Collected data
-*-

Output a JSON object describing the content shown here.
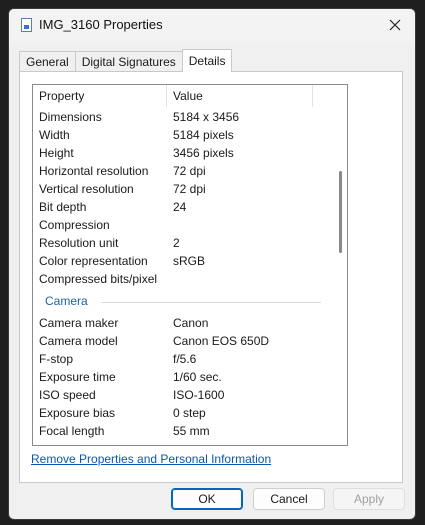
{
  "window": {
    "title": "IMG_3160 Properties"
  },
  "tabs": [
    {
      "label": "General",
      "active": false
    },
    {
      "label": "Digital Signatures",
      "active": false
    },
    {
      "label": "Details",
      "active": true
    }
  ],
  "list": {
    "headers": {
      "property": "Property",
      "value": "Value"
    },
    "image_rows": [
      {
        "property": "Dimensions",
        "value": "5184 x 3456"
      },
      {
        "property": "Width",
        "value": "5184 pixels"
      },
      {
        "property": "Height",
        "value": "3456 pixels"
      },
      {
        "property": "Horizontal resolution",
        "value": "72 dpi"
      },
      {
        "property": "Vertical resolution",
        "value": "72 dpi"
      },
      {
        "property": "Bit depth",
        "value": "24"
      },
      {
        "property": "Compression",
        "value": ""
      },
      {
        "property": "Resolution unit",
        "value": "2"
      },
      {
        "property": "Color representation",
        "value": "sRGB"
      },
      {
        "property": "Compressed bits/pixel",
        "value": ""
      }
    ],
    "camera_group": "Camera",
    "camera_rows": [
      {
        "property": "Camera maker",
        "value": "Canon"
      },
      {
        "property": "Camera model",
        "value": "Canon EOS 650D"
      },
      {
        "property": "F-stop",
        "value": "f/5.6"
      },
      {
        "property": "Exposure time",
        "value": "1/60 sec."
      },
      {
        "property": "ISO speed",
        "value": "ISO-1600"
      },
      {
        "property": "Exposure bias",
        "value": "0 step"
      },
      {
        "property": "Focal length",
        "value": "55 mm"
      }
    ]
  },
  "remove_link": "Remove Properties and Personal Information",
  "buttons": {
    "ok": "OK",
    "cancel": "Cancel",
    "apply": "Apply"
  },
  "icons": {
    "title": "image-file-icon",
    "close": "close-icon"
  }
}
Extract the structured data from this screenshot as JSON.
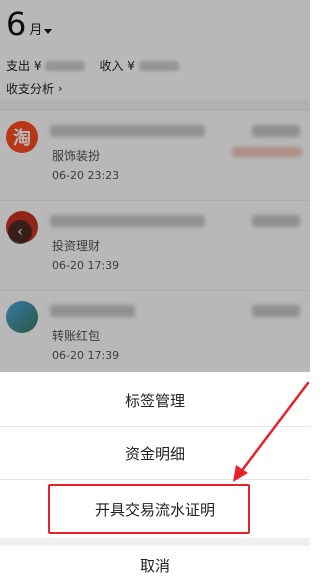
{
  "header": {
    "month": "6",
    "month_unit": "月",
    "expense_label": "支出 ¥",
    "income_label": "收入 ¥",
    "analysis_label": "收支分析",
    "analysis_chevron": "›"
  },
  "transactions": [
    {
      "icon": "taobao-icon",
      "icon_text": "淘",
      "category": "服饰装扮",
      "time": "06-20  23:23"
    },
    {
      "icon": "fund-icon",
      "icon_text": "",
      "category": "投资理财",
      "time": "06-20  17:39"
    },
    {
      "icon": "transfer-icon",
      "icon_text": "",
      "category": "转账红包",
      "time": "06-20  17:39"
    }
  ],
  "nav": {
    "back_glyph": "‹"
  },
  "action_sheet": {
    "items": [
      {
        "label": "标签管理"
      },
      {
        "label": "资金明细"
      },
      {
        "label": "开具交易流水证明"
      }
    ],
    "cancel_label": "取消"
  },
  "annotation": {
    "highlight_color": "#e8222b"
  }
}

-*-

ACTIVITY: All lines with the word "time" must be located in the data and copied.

WRITTEN SOLUTION:
        "property": "Exposure time",
      "time": "06-20  23:23"
      "time": "06-20  17:39"
      "time": "06-20  17:39"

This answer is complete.